[Element data from apps and pages]
:::

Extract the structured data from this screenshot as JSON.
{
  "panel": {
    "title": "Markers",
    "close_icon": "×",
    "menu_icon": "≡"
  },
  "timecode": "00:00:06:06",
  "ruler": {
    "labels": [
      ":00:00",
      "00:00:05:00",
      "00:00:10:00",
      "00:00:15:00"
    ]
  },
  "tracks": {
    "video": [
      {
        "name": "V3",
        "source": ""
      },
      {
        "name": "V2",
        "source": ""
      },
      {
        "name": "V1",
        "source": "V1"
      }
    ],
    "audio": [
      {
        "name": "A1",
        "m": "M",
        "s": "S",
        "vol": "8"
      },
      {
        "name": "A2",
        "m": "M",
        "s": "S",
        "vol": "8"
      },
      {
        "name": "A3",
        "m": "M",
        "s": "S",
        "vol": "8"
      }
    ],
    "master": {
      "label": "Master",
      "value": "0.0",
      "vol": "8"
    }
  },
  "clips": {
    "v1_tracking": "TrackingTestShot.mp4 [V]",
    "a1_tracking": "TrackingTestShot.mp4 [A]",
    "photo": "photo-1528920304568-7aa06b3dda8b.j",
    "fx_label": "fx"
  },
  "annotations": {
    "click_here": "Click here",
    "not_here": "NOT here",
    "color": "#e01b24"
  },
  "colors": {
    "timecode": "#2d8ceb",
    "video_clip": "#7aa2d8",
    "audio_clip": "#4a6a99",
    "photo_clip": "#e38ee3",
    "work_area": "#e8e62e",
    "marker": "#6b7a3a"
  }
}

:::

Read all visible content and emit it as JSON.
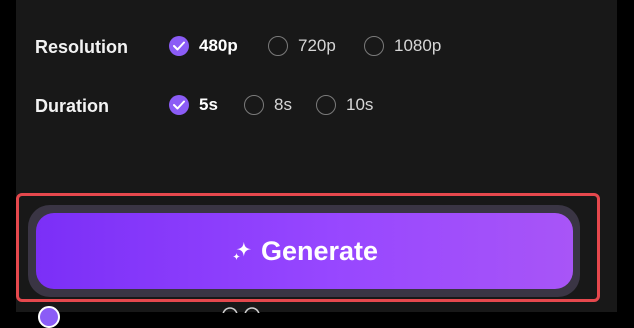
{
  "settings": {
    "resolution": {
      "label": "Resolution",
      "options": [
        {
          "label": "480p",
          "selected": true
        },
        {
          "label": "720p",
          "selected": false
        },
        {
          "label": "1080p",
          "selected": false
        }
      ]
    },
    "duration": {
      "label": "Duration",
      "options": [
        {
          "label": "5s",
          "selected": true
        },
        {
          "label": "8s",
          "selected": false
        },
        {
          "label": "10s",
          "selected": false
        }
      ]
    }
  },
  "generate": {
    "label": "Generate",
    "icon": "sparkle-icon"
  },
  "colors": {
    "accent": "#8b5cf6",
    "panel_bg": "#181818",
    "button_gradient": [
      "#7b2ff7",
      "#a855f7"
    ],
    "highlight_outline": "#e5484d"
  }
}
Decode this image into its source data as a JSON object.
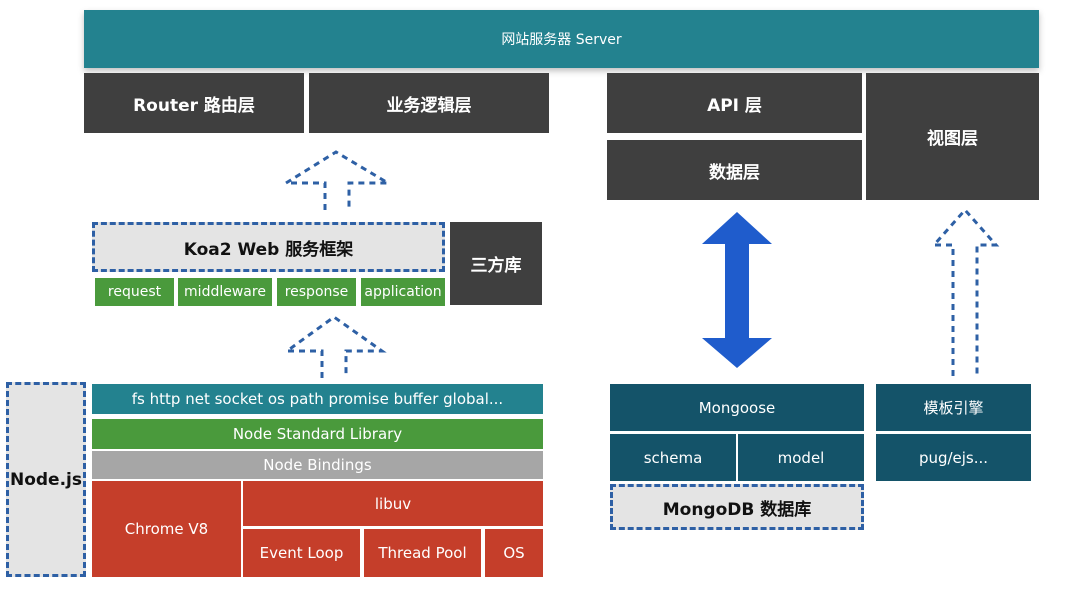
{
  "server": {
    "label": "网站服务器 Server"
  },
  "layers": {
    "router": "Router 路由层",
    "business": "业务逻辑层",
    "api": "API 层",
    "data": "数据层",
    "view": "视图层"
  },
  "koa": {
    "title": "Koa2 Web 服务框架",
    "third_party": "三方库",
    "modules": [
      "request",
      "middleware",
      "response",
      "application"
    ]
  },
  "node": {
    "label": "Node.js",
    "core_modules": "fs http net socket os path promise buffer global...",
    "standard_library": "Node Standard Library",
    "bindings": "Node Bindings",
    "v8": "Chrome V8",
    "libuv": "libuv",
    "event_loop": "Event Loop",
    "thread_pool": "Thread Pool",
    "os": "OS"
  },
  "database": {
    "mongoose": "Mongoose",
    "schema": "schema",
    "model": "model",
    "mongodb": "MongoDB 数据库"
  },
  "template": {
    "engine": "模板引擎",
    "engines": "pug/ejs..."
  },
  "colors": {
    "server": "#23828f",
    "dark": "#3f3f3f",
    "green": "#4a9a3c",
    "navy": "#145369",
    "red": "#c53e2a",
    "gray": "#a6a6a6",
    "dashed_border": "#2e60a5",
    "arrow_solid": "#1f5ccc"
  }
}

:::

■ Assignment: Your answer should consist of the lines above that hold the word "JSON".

■ Response area:
Extract the structured data from this screenshot as JSON.
Read all visible content and emit it as JSON.
Decode this image into its source data as a JSON object.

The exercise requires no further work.